The answer is the data below, repeated exactly, with no pictures included.

Supplied material:
^^^^
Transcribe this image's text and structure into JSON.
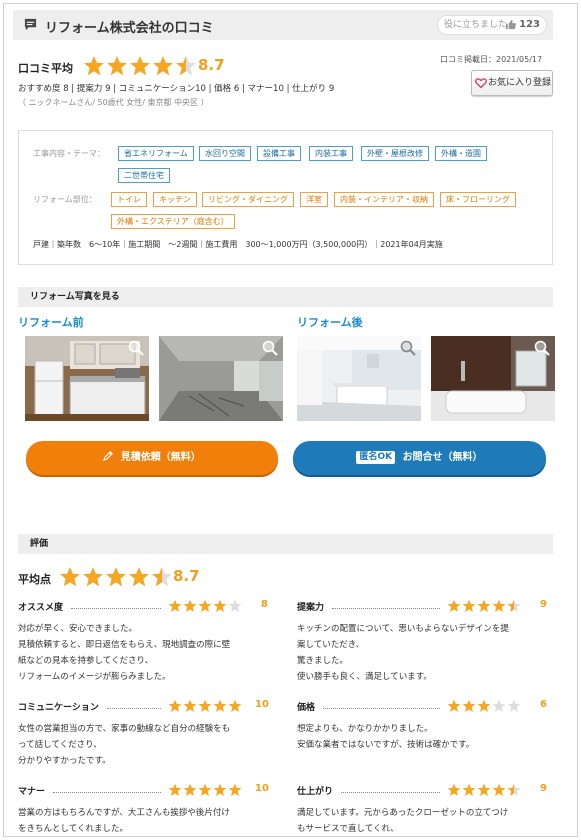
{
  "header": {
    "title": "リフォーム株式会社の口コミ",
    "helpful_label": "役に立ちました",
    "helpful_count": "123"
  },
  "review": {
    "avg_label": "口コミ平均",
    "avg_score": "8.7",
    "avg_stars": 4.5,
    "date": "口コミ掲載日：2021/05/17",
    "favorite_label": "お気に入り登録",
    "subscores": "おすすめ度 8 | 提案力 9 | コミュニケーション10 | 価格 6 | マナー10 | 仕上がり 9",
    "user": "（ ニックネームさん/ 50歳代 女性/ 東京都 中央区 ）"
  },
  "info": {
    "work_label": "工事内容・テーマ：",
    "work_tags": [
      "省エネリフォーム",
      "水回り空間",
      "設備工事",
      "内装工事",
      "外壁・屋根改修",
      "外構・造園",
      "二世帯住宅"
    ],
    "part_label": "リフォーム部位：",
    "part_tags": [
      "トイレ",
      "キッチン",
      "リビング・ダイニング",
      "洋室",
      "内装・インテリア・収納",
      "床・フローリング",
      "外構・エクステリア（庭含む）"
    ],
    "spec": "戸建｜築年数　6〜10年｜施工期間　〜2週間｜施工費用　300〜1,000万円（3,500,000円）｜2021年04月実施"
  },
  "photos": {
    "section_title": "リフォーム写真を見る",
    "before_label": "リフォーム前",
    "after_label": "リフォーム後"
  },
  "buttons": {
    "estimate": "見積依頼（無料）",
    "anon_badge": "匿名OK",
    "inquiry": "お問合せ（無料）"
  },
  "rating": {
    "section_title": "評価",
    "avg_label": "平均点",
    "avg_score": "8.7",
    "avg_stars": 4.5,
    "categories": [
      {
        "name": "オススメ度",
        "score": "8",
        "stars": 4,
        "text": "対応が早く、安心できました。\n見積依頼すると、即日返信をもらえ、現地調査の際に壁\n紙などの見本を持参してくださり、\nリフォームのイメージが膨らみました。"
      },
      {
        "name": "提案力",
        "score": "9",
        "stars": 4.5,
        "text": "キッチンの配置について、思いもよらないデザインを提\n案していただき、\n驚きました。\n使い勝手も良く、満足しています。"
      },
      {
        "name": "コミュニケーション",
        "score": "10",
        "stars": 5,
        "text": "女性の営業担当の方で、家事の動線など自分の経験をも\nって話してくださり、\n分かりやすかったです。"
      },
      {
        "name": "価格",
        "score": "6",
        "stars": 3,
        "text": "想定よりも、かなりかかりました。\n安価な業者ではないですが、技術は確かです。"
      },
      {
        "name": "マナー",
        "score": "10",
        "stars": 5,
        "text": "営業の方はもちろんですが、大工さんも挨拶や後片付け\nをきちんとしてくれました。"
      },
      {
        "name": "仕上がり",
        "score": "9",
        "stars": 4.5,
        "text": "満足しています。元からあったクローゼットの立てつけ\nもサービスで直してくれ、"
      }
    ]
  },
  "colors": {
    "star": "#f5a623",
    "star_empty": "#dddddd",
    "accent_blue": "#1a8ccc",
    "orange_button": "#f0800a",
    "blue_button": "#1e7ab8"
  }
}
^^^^
Answer below:
Transcribe this image's text and structure into JSON.
{
  "header": {
    "title": "リフォーム株式会社の口コミ",
    "helpful_label": "役に立ちました",
    "helpful_count": "123"
  },
  "review": {
    "avg_label": "口コミ平均",
    "avg_score": "8.7",
    "avg_stars": 4.5,
    "date": "口コミ掲載日：2021/05/17",
    "favorite_label": "お気に入り登録",
    "subscores": "おすすめ度 8 | 提案力 9 | コミュニケーション10 | 価格 6 | マナー10 | 仕上がり 9",
    "user": "（ ニックネームさん/ 50歳代 女性/ 東京都 中央区 ）"
  },
  "info": {
    "work_label": "工事内容・テーマ：",
    "work_tags": [
      "省エネリフォーム",
      "水回り空間",
      "設備工事",
      "内装工事",
      "外壁・屋根改修",
      "外構・造園",
      "二世帯住宅"
    ],
    "part_label": "リフォーム部位：",
    "part_tags": [
      "トイレ",
      "キッチン",
      "リビング・ダイニング",
      "洋室",
      "内装・インテリア・収納",
      "床・フローリング",
      "外構・エクステリア（庭含む）"
    ],
    "spec": "戸建｜築年数　6〜10年｜施工期間　〜2週間｜施工費用　300〜1,000万円（3,500,000円）｜2021年04月実施"
  },
  "photos": {
    "section_title": "リフォーム写真を見る",
    "before_label": "リフォーム前",
    "after_label": "リフォーム後"
  },
  "buttons": {
    "estimate": "見積依頼（無料）",
    "anon_badge": "匿名OK",
    "inquiry": "お問合せ（無料）"
  },
  "rating": {
    "section_title": "評価",
    "avg_label": "平均点",
    "avg_score": "8.7",
    "avg_stars": 4.5,
    "categories": [
      {
        "name": "オススメ度",
        "score": "8",
        "stars": 4,
        "text": "対応が早く、安心できました。\n見積依頼すると、即日返信をもらえ、現地調査の際に壁\n紙などの見本を持参してくださり、\nリフォームのイメージが膨らみました。"
      },
      {
        "name": "提案力",
        "score": "9",
        "stars": 4.5,
        "text": "キッチンの配置について、思いもよらないデザインを提\n案していただき、\n驚きました。\n使い勝手も良く、満足しています。"
      },
      {
        "name": "コミュニケーション",
        "score": "10",
        "stars": 5,
        "text": "女性の営業担当の方で、家事の動線など自分の経験をも\nって話してくださり、\n分かりやすかったです。"
      },
      {
        "name": "価格",
        "score": "6",
        "stars": 3,
        "text": "想定よりも、かなりかかりました。\n安価な業者ではないですが、技術は確かです。"
      },
      {
        "name": "マナー",
        "score": "10",
        "stars": 5,
        "text": "営業の方はもちろんですが、大工さんも挨拶や後片付け\nをきちんとしてくれました。"
      },
      {
        "name": "仕上がり",
        "score": "9",
        "stars": 4.5,
        "text": "満足しています。元からあったクローゼットの立てつけ\nもサービスで直してくれ、"
      }
    ]
  },
  "colors": {
    "star": "#f5a623",
    "star_empty": "#dddddd",
    "accent_blue": "#1a8ccc",
    "orange_button": "#f0800a",
    "blue_button": "#1e7ab8"
  }
}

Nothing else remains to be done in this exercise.